##### Material for the task

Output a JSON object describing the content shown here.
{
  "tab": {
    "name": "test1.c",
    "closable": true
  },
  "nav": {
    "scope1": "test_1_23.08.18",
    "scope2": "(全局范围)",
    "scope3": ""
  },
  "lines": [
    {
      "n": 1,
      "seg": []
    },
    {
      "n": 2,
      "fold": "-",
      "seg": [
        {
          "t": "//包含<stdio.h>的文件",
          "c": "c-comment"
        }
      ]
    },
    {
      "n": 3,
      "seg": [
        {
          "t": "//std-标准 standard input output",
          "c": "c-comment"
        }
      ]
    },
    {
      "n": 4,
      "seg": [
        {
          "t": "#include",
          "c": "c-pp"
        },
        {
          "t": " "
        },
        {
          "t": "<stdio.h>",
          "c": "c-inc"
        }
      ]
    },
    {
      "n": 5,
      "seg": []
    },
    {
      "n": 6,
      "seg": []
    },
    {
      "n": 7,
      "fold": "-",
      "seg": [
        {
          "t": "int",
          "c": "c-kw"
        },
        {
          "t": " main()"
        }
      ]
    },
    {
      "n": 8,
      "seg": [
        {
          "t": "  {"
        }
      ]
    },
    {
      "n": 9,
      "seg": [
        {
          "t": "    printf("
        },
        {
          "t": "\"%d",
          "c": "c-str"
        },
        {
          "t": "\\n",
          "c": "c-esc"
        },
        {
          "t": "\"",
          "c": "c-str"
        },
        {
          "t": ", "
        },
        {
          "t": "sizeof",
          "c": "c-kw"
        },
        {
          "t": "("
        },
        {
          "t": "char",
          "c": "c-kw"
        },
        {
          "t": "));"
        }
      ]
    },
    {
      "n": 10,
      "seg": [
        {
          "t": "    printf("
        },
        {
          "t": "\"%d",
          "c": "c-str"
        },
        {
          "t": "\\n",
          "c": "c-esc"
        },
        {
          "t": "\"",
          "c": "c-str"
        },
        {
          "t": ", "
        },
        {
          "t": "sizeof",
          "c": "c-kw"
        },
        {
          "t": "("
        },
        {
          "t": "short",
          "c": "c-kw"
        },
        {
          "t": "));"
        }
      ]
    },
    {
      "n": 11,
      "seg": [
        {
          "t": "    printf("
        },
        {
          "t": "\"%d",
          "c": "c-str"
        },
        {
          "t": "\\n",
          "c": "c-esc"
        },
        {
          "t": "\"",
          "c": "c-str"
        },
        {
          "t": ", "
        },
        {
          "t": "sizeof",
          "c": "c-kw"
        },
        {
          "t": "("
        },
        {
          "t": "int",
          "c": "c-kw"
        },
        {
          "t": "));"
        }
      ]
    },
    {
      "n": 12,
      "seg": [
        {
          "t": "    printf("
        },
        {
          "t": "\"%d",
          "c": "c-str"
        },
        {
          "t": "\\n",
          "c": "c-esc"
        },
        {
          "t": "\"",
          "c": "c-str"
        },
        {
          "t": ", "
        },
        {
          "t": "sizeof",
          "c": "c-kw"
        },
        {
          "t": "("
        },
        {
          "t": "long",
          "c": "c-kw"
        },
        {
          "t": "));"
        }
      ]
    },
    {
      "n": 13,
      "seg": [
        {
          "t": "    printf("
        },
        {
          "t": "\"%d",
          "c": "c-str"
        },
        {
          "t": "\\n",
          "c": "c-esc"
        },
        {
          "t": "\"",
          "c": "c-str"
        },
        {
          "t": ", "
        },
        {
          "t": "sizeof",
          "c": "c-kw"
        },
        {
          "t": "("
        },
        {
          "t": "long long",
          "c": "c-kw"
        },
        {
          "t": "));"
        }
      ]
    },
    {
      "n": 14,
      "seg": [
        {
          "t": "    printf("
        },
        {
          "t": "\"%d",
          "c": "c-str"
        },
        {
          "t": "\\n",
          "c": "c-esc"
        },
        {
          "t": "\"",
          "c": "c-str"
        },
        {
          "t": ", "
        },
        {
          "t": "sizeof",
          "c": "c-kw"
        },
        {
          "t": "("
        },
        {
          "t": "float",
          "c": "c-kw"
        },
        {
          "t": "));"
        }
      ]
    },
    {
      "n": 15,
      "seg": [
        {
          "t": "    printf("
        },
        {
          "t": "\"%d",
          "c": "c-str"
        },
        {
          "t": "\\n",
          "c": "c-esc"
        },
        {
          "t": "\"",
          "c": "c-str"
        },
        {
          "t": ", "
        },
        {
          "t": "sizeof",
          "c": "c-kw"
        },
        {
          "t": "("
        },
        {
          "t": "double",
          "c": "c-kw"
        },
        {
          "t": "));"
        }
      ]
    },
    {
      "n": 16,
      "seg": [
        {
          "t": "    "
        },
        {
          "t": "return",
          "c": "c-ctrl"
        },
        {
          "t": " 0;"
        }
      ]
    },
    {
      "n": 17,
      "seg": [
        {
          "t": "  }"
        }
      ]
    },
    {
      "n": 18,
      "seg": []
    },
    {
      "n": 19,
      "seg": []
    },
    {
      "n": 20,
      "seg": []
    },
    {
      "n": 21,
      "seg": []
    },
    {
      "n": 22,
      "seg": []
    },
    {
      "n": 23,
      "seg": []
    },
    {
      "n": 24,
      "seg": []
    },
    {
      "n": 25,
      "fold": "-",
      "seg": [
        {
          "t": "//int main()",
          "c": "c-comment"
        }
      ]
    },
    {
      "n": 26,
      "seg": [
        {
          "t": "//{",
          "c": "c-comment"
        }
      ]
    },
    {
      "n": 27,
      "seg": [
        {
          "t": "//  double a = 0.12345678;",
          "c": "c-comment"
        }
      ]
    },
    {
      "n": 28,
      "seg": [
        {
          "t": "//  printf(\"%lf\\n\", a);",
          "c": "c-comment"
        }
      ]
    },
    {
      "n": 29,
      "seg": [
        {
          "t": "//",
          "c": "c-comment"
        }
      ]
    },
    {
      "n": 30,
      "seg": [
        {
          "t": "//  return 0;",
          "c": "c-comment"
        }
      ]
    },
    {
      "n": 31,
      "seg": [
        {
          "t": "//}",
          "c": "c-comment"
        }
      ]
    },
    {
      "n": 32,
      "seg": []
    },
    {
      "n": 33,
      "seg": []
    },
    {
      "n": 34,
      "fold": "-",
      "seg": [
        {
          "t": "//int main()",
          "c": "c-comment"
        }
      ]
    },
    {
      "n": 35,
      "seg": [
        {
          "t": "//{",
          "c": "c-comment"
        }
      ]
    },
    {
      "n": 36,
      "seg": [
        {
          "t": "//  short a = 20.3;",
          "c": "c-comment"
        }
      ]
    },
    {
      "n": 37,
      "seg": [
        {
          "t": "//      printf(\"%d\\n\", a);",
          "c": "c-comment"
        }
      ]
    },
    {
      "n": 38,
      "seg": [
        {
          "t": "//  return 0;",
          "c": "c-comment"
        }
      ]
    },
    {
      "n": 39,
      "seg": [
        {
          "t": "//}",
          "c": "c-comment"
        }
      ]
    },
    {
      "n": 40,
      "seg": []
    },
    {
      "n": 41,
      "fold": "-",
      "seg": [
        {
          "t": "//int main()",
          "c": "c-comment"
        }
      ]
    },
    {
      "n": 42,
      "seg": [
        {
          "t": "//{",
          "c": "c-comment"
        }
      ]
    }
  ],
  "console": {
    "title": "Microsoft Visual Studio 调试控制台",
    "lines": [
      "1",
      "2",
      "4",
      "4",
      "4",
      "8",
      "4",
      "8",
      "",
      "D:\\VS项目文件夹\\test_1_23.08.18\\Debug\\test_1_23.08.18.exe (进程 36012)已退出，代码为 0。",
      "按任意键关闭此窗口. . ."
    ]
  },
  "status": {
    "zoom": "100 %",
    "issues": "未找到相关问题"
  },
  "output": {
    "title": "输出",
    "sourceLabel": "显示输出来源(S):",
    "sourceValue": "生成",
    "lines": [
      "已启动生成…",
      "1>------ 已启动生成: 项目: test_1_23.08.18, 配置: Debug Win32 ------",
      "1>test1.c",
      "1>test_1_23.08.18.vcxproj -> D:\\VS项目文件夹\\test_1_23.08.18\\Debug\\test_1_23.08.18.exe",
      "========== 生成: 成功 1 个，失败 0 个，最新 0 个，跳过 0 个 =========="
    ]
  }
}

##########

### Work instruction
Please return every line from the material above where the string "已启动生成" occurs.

### Solution below
      "已启动生成…",
      "1>------ 已启动生成: 项目: test_1_23.08.18, 配置: Debug Win32 ------",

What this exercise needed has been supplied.